JOHANNESBURG (Reuters) - South African President Cyril Ramaphosa’s push to reduce rural poverty and quell growing anger over unequal access to property faces further delays after a member of an advisory panel on the issue on Friday rejected key aspects of the plan.
Land ownership is a controversial and emotive issue in South Africa where racial inequality persists more than two decades after the end of apartheid, during which millions of the black majority were dispossessed of their land by the white minority.
While protests over land, housing and poverty gather pace ahead of national elections in May, lawmakers are drafting a bill to make changes to Section 25 of the constitution which sets out criteria for land reform and land rights.
If adopted, the proposals mean land could be legally expropriated without compensation being paid.

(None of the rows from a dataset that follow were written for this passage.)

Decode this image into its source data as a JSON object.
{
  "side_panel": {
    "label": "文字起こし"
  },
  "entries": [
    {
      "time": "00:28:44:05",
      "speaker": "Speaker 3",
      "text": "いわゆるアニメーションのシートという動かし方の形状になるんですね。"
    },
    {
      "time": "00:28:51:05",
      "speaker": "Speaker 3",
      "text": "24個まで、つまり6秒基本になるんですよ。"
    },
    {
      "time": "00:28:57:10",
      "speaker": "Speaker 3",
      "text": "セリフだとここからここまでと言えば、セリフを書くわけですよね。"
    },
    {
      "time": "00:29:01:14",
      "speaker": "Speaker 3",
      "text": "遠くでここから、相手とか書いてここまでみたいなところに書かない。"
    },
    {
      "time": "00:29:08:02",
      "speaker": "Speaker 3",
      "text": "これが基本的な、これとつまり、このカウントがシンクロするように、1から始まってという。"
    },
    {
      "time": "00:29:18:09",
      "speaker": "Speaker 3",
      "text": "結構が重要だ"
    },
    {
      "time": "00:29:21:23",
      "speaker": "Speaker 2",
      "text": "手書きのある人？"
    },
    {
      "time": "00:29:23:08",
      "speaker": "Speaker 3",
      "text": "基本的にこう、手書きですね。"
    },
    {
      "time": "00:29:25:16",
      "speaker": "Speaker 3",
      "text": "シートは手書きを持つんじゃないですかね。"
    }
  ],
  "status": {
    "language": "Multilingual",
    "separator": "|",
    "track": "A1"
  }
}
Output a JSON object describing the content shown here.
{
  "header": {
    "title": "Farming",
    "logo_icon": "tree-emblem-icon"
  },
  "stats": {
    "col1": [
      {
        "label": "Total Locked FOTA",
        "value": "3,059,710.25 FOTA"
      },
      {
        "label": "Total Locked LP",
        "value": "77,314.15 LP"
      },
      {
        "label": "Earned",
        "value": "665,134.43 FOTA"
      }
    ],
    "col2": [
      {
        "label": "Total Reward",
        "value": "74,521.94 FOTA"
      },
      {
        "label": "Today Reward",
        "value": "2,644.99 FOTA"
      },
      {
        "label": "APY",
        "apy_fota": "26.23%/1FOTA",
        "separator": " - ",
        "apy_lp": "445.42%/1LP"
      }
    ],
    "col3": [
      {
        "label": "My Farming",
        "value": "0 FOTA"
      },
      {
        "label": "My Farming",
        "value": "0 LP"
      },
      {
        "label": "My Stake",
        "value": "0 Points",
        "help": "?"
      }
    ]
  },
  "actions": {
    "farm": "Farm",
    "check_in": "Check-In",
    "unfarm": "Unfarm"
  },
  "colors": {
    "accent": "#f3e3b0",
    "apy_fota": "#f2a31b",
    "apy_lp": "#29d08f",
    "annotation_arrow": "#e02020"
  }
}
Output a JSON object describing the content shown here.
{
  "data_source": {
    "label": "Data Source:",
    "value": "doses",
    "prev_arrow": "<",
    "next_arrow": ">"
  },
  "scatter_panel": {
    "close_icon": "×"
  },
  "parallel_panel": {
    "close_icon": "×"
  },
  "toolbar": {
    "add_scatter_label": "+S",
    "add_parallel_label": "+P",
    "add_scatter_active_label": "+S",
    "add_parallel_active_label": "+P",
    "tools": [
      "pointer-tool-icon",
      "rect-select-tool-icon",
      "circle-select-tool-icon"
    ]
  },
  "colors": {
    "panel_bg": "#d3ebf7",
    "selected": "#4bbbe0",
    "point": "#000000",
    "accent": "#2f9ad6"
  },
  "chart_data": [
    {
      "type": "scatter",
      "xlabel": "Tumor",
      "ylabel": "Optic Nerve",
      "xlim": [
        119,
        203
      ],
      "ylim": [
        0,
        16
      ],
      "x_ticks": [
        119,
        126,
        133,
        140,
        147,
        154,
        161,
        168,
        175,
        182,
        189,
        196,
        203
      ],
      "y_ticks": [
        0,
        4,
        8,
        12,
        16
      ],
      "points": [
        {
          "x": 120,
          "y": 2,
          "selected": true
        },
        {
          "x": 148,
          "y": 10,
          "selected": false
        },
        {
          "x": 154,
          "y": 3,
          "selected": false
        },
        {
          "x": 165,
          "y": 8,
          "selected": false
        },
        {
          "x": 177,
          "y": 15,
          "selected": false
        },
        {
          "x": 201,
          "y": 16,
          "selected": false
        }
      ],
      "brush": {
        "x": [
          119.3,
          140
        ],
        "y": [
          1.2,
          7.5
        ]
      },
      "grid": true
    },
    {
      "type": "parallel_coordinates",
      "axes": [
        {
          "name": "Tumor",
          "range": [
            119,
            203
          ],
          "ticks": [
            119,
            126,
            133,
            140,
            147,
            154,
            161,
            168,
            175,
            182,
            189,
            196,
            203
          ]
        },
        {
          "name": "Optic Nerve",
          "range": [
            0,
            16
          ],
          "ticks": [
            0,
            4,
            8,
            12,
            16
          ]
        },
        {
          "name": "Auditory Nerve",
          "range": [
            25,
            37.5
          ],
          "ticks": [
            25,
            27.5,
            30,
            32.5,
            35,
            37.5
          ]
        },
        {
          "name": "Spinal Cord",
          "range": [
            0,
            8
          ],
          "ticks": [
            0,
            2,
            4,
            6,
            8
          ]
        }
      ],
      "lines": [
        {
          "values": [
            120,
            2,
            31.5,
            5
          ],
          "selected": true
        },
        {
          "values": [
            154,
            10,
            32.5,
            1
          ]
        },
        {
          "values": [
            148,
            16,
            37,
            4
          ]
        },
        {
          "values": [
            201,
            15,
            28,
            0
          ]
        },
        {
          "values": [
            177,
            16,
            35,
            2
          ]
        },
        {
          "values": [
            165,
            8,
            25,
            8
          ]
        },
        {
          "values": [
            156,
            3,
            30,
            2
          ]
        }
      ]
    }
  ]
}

A draft bill is set to be debated in October and a report by the president’s advisory panel is key to how the final law will look.
Dan Kriek, head of non-profit agricultural association AgriSA and appointed by Ramaphosa to the panel, said on Friday he and one another member of the group had refused to sign the final report due to be handed to the president on April 24.
“We have released an alternative report setting out perspectives on land reform based on proven agricultural practice and sustainable economic growth” Kriek said in a statement.
The proposed law has spooked some investors fearing it would violate property rights, even prompting a factually incorrect tweet from U.S. President Donald Trump saying he wanted his secretary of state to study “land and farm seizures” in the country.
Ramaphosa has assured investors property rights will be protected.
Reporting by Mfuneko Toyana; Editing by Kirsten Donovan